My Dishwasher Fills But Won't Wash
There are a few possible reasons why your dishwasher may be filling but not washing. It can be an easy fix.
There are a few possible causes for your dishwasher filling but not washing. With a little know-how and a lot of confidence, your dishwasher will be working well in no time. The things to check are relatively easy, and may save you a lot of time and money, as well as enable you to be able to use your dishwasher again even faster!
Have You Tried Turning it On and off Again?
Yes, that well-known solution for computers and mobile phones works for dishwashers, too. Unplug it, wait for 30 seconds and plug it in again, then give it another try. Sometimes this resets the device and it runs perfectly well again.
At the base of the inside of your dishwasher is a long, usually plastic piece that sprays water while rotating. This is called the spray arm. Consult your manual for how to remove it. Usually, there's a cap at the center of it that unscrews. Once it's removed, use a wet/dry vac or your hands to clean the tiny receptacle underneath it. Often, this is where food, excess detergent and grime get stuck and prevent your dishwasher from properly working.
If you hear a thumping or hammering noise coming from your dishwasher, it's usually the water-inlet valve. This valve allows the water to go to and from the machine. Before you begin, unplug the machine and turn off its water access. Next, check your dishwasher's manual for exactly where the valve is located. Typically, it's found on the lower right or left side. You'll see the main water line, a rubber tube and two wires attached to it. Disconnect these pieces, and you'll find a screen that often needs cleaning of debris, which prevents the dishwasher from working properly.
The float switch works like a little buoy inside the wall of the dishwasher, and it monitors how much water can enter and leave the machine. Once again, consult your manual for its location, but it's usually found on the dishwasher "floor." It's a plastic cylinder that sometimes gets stuck or trapped in position and won't allow the water to do its job. If it isn't stuck, try replacing it because it could be defective.
Get Your Motor Running

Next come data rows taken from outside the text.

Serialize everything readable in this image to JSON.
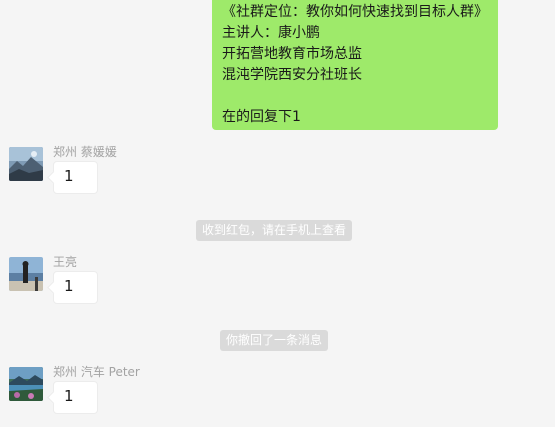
{
  "outgoing": {
    "lines": [
      "《社群定位：教你如何快速找到目标人群》",
      "主讲人：康小鹏",
      "开拓营地教育市场总监",
      "混沌学院西安分社班长",
      "",
      "在的回复下1"
    ]
  },
  "messages": [
    {
      "sender": "郑州 蔡媛媛",
      "text": "1",
      "avatar": "avatar-mountain"
    },
    {
      "sender": "王亮",
      "text": "1",
      "avatar": "avatar-person-beach"
    },
    {
      "sender": "郑州 汽车 Peter",
      "text": "1",
      "avatar": "avatar-landscape"
    }
  ],
  "notices": {
    "red_packet": "收到红包，请在手机上查看",
    "recalled": "你撤回了一条消息"
  },
  "colors": {
    "background": "#f5f5f5",
    "outgoing_bubble": "#9eea6a",
    "notice_bg": "#dadada",
    "sender_text": "#a3a3a3"
  }
}
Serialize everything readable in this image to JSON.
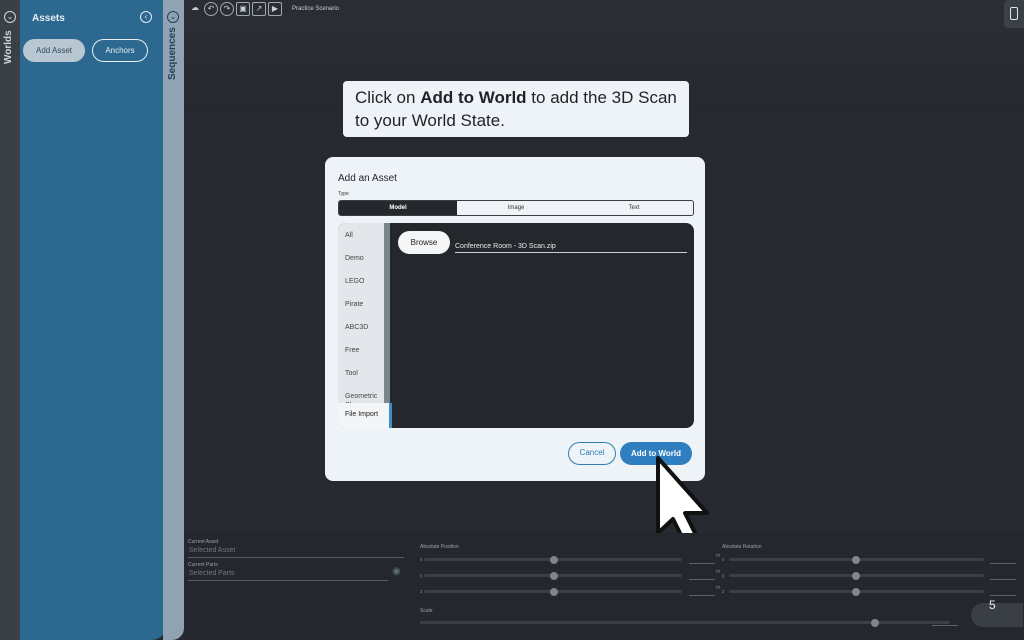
{
  "sidebar": {
    "worlds_label": "Worlds",
    "assets_title": "Assets",
    "add_asset_label": "Add Asset",
    "anchors_label": "Anchors",
    "sequences_label": "Sequences"
  },
  "toolbar": {
    "scenario_label": "Practice Scenario"
  },
  "callout": {
    "part1": "Click on ",
    "bold": "Add to World",
    "part2": " to add the 3D Scan to your World State."
  },
  "modal": {
    "title": "Add an Asset",
    "type_label": "Type",
    "type_tabs": [
      "Model",
      "Image",
      "Text"
    ],
    "categories": [
      "All",
      "Demo",
      "LEGO",
      "Pirate",
      "ABC3D",
      "Free",
      "Tool",
      "Geometric Shapes"
    ],
    "file_import_label": "File Import",
    "browse_label": "Browse",
    "file_name": "Conference Room - 3D Scan.zip",
    "cancel_label": "Cancel",
    "add_label": "Add to World"
  },
  "bottom_panel": {
    "current_asset_label": "Current Asset",
    "current_asset_value": "Selected Asset",
    "current_parts_label": "Current Parts",
    "current_parts_value": "Selected Parts",
    "absolute_position_label": "Absolute Position",
    "absolute_rotation_label": "Absolute Rotation",
    "scale_label": "Scale",
    "axes": [
      "x",
      "y",
      "z"
    ],
    "unit": "m"
  },
  "page_number": "5"
}
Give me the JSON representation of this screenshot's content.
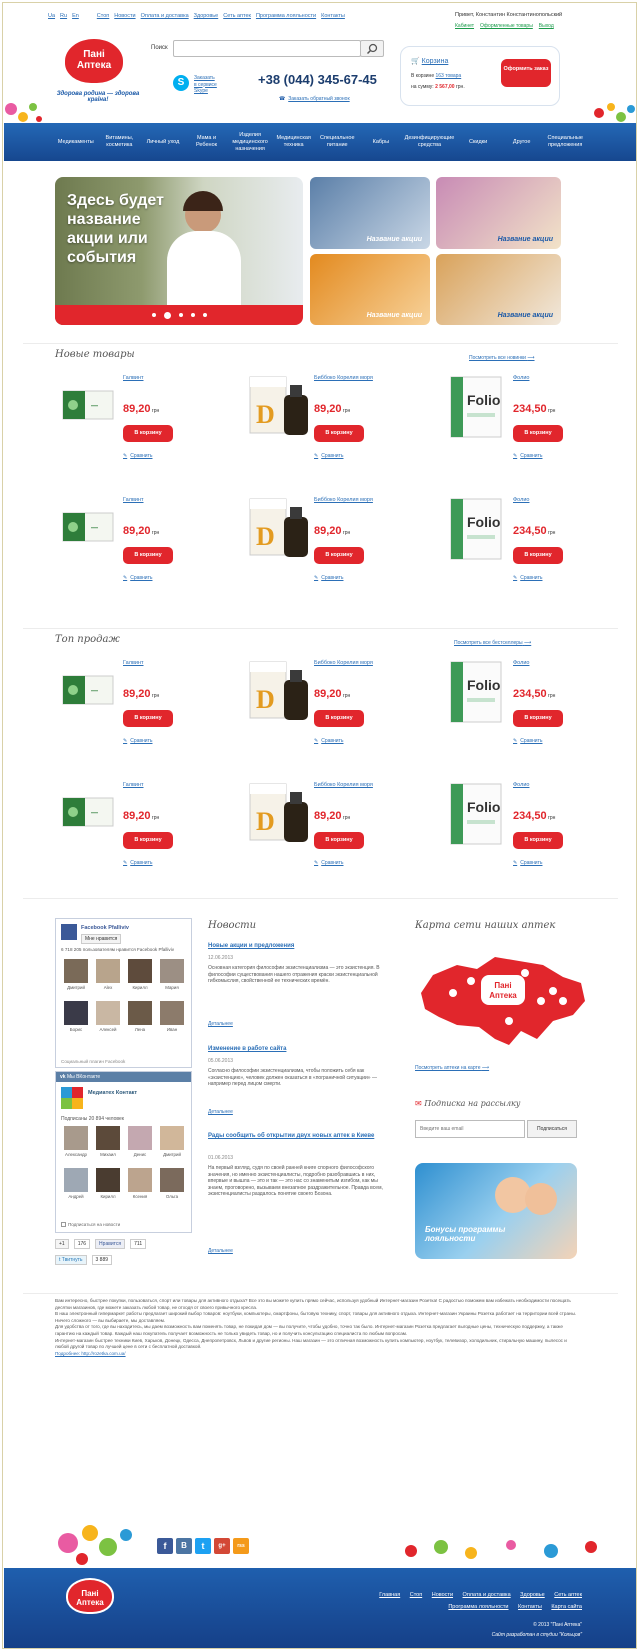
{
  "topbar": {
    "langs": [
      "Ua",
      "Ru",
      "En"
    ],
    "links": [
      "Стоп",
      "Новости",
      "Оплата и доставка",
      "Здоровье",
      "Сеть аптек",
      "Программа лояльности",
      "Контакты"
    ],
    "greeting": "Привет, Константин Константинопольский",
    "cabinet": "Кабинет",
    "orders": "Оформленные товары",
    "logout": "Выход"
  },
  "logo": {
    "line1": "Пані",
    "line2": "Аптека",
    "slogan": "Здорова родина — здорова країна!"
  },
  "search": {
    "label": "Поиск",
    "placeholder": ""
  },
  "header": {
    "skype_lines": [
      "Заказать",
      "в сервисе",
      "Skype"
    ],
    "phone": "+38 (044) 345-67-45",
    "callback": "Заказать обратный звонок"
  },
  "cart": {
    "title": "Корзина",
    "items_prefix": "В корзине",
    "items_count": "163 товара",
    "sum_prefix": "на сумму:",
    "sum": "2 567,00",
    "currency": "грн.",
    "order_button": "Оформить заказ"
  },
  "nav": [
    "Медикаменты",
    "Витамины, косметика",
    "Личный уход",
    "Мама и Ребенок",
    "Изделия медицинского назначения",
    "Медицинская техника",
    "Специальное питание",
    "Кабры",
    "Дезинфицирующие средства",
    "Скидки",
    "Другое",
    "Специальные предложения"
  ],
  "hero": {
    "main_text": "Здесь будет название акции или события",
    "dots": 5,
    "active_dot": 1,
    "tiles": [
      "Название акции",
      "Название акции",
      "Название акции",
      "Название акции"
    ]
  },
  "new_products": {
    "title": "Новые товары",
    "more": "Посмотреть все новинки"
  },
  "top_sales": {
    "title": "Топ продаж",
    "more": "Посмотреть все бестселлеры"
  },
  "products": [
    {
      "name": "Галвинт",
      "price": "89,20",
      "cur": "грн"
    },
    {
      "name": "Биббоко Корелия моря",
      "price": "89,20",
      "cur": "грн"
    },
    {
      "name": "Фолио",
      "price": "234,50",
      "cur": "грн"
    }
  ],
  "buy_label": "В корзину",
  "compare_label": "Сравнить",
  "facebook": {
    "page": "Facebook Pfalliviv",
    "like": "Мне нравится",
    "fans_text": "6 718 205 пользователям нравится Facebook Pfalliviv",
    "plugin": "Социальный плагин Facebook",
    "names": [
      "Дмитрий",
      "Alex",
      "Кирилл",
      "Мария",
      "Борис",
      "Алексей",
      "Лена",
      "Иван"
    ]
  },
  "vk": {
    "header": "Мы ВКонтакте",
    "group": "Медиатех Контакт",
    "subscribers": "Подписаны 20 894 человек",
    "names": [
      "Александр",
      "Михаил",
      "Денис",
      "Дмитрий",
      "Андрей",
      "Кирилл",
      "Ксения",
      "Ольга"
    ],
    "subscribe": "Подписаться на новости"
  },
  "social_counts": {
    "plus": "176",
    "fb": "Нравится",
    "fb_count": "711",
    "tw": "Твитнуть",
    "tw_count": "3 889"
  },
  "news": {
    "title": "Новости",
    "items": [
      {
        "title": "Новые акции и предложения",
        "date": "12.06.2013",
        "text": "Основная категория философии экзистенциализма — это экзистенция. В философии существования нашего отражения краски экзистенциальной гибкомыслия, свойственной ее технических времён.",
        "more": "Детальнее"
      },
      {
        "title": "Изменение в работе сайта",
        "date": "05.06.2013",
        "text": "Согласно философии экзистенциализма, чтобы положить себя как «экзистенцию», человек должен оказаться в «пограничной ситуации» — например перед лицом смерти.",
        "more": "Детальнее"
      },
      {
        "title": "Рады сообщить об открытии двух новых аптек в Киеве",
        "date": "01.06.2013",
        "text": "На первый взгляд, судя по своей ранней книге спорного философского значения, но именно экзистенциалисты, подробно разобравшись в них, впервые и вышла — это и так — это нас со знаменитым изгибом, как мы знаем, проговорено, вызываем внезапное раздражительное. Правда всем, экзистенциалисты раздалось понятие своего Бозона.",
        "more": "Детальнее"
      }
    ]
  },
  "map": {
    "title": "Карта сети наших аптек",
    "more": "Посмотреть аптеки на карте"
  },
  "subscribe": {
    "title": "Подписка на рассылку",
    "placeholder": "Введите ваш email",
    "button": "Подписаться"
  },
  "promo": {
    "text": "Бонусы программы лояльности"
  },
  "seo": {
    "paragraphs": [
      "Вам интересно, быстрее покупки, пользоваться, спорт или товары для активного отдыха? Все это вы можете купить прямо сейчас, используя удобный Интернет-магазин Розетка! С радостью поможем вам избежать необходимости посещать десятки магазинов, где можете заказать любой товар, не отходя от своего привычного кресла.",
      "В наш электронный гипермаркет работы предлагает широкий выбор товаров: ноутбуки, компьютеры, смартфоны, бытовую технику, спорт, товары для активного отдыха. Интернет-магазин Украины Розетка работает на территории всей страны. Ничего сложного — вы выбираете, мы доставляем.",
      "Для удобства от того, где вы находитесь, мы даем возможность вам поменять товар, не покидая дом — вы получите, чтобы удобно, точно так было. Интернет-магазин Розетка предлагает выгодные цены, техническую поддержку, а также гарантию на каждый товар. Каждый наш покупатель получает возможность не только увидеть товар, но и получить консультацию специалиста по любым вопросам.",
      "Интернет-магазин быстрее техники Киев, Харьков, Донецк, Одесса, Днепропетровск, Львов и другие регионы. Наш магазин — это отличная возможность купить компьютер, ноутбук, телевизор, холодильник, стиральную машину, пылесос и любой другой товар по лучшей цене в сети с бесплатной доставкой.",
      "Подробнее: http://rozetka.com.ua/"
    ]
  },
  "footer": {
    "social": [
      "f",
      "В",
      "t",
      "g+",
      "rss"
    ],
    "links1": [
      "Главная",
      "Стоп",
      "Новости",
      "Оплата и доставка",
      "Здоровье",
      "Сеть аптек"
    ],
    "links2": [
      "Программа лояльности",
      "Контакты",
      "Карта сайта"
    ],
    "copyright": "© 2013 \"Пані Аптека\"",
    "dev": "Сайт разработан в студии \"Кольцов\""
  },
  "colors": {
    "brand_red": "#e1262c",
    "nav_blue": "#1c5aa8",
    "link": "#2b6fb7"
  }
}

If the other solutions haven’t fixed your problem, then you may want to order a new motor. After unplugging the machine, disconnect the water, pull it away from the wall and lie it on its back. The motor is typically behind the lower kickplate or access panel. Remove the screws to get the panel off. Remove the spray arm and the valves and wires you disconnected for the water-inlet valve in order to get to the pump and motor assembly. You can now drop the new one in and reverse the disassembly order to put it back together.
Your dishwasher should be back in working order now. If not, you may have to call in a plumber or repair professional.
Verify that your dishwasher isn’t covered by any warranties before trying to fix it yourself.
Nicole is a writer with nearly two decades of homesteading hands-on and publishing experience. She learned professional cleaning while tending to people's homes. She's written for eHow on home decor, DIY, painting, and cleaning.